“As trusted adults, the best way we can help is by challenging this notion, and showing young people that grades are not the defining point of their lives, or a life sentence.”
His advice is especially important this year due to the recent release of the report into the tragic death of a 17-year old boy in 2016, who died by suicide the day after receiving his NCEA results.
“When you receive terrible exam results, it feels like your whole life is closing in around you and there's literally no hope. It feels like it's just not worth trying or caring anymore. It's totally normal to feel like that – your reality feels like this right now.”
“When you are in this state, the key thing is to think about what you can control. You can make up extra credits through enrolling in Te Kura summer school, for example. Coming up with a game-plan can make all of the difference,” says William.
William knows first-hand what difference a good game-plan can make.
“I had a terrible experience in NCEA Level One. Having Dyspraxia and ADHD meant that I was terrible at assessments. My exams went disastrously and my grades were terrible. I was really down, felt dumb and felt like giving up on school, but instead I chose to reflect on what had gone wrong and created strategies to turn it around,” says William.
Two years later, William was awarded Dux at Rongotai College. It’s that turnaround which made him passionate about education and led him to help others succeed at high school.
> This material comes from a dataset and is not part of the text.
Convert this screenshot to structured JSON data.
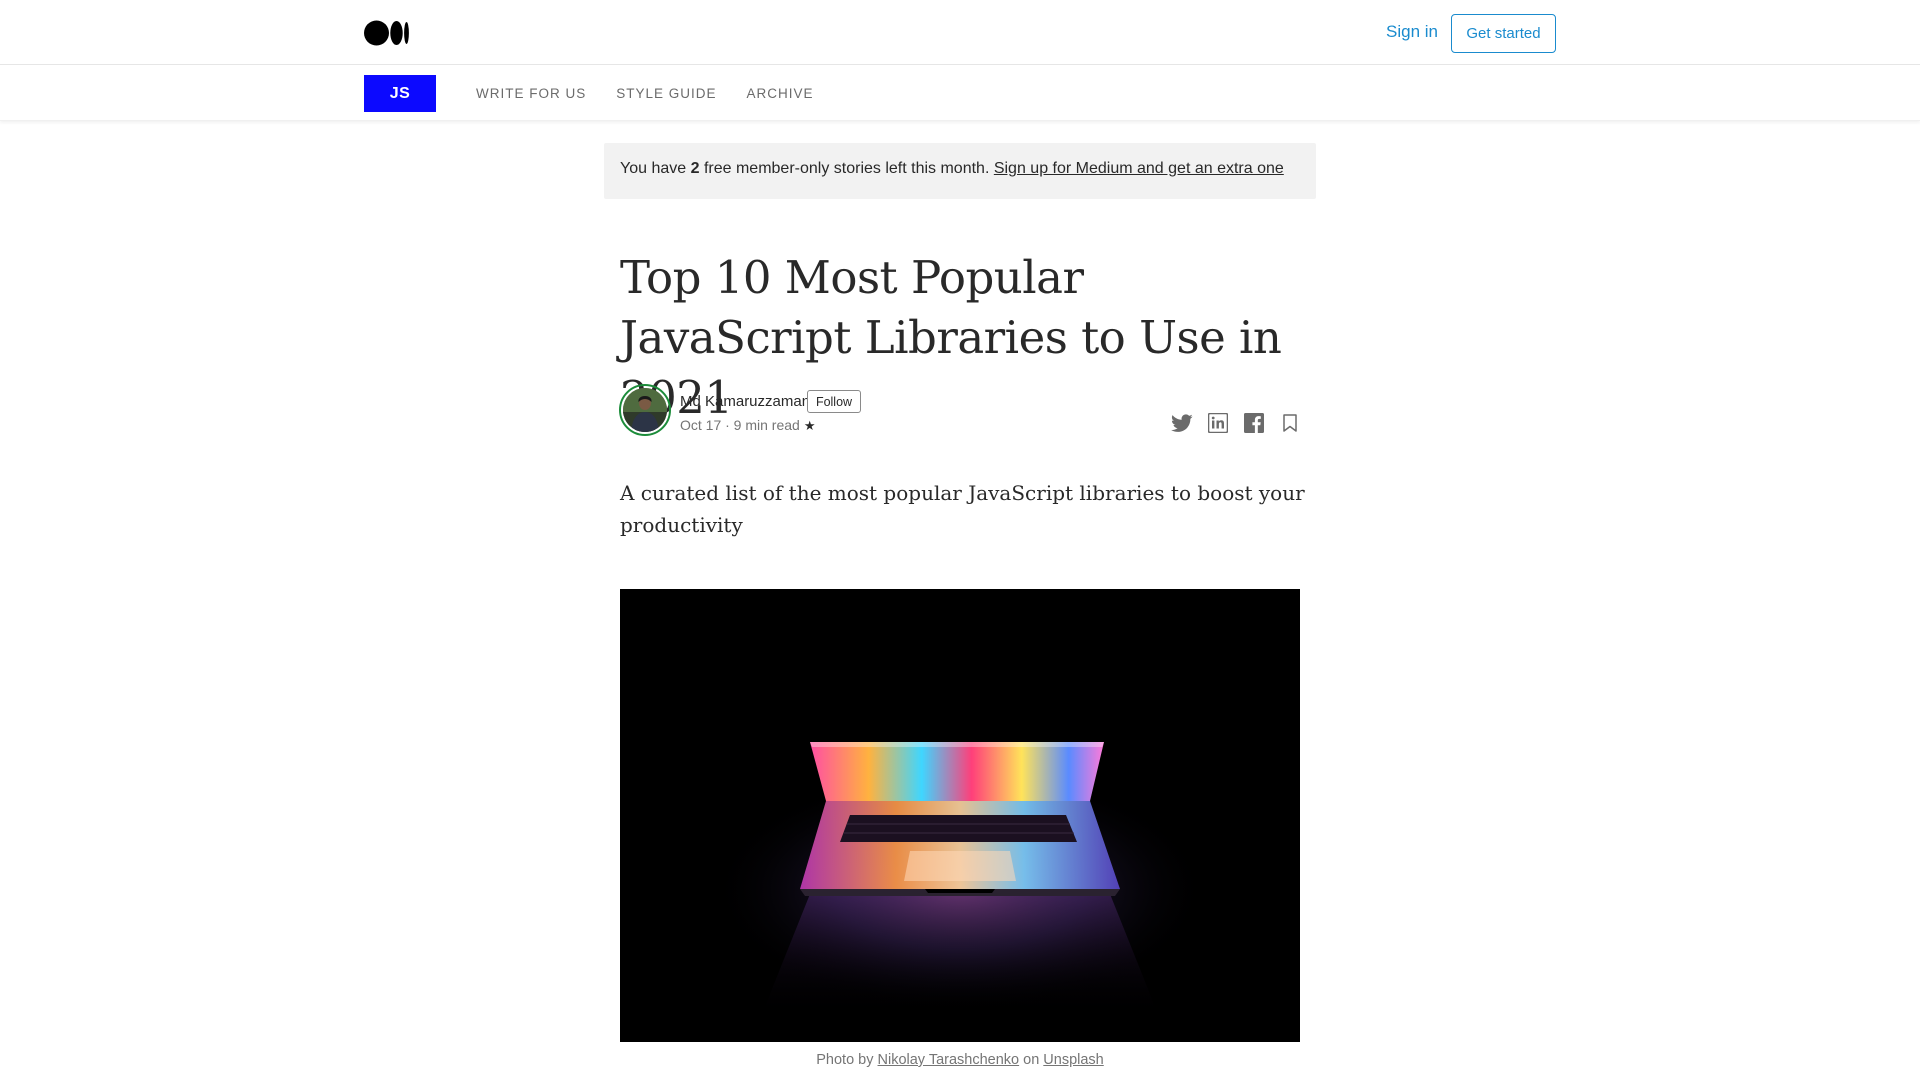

“Although hardship is awful to experience, we can also see it as an opportunity to gain determination, empathy, and courage. Failure gives us the opportunity to change, persevere, and grow more than if we hadn’t.”
“You can't control hardship, but you can control what you do next.”
Where to get help:
1737, Need to talk? - Free call or text 1737 to talk to a trained counsellor, for any reason.
Lifeline: 0800 543 354 or text HELP to 4357
Suicide Crisis Helpline: 0508 828 865 / 0508 TAUTOKO (24/7). This is a service for people who may be thinking about suicide, or those who are concerned about family or friends.
Depression Helpline: 0800 111 757 (24/7) or text 4202
Samaritans: 0800 726 666 (24/7)
What's Up: online chat (3pm-10pm) or 0800 WHATSUP / 0800 9428 787 helpline (12pm-10pm weekdays, 3pm-11pm weekends)
Kidsline – 0800 54 37 54 for people up to 18 years old. Open 24/7
Rural Support Trust Helpline: 0800 787 254
thelowdown.co.nz – Web chat, email chat or free text 5626
Anxiety New Zealand – 0800 ANXIETY (0800 269 4389)
Supporting Families in Mental Illness - 0800 732 825
If it is an emergency click here to find the number for your local crisis assessment team. In a life-threatening situation call 111.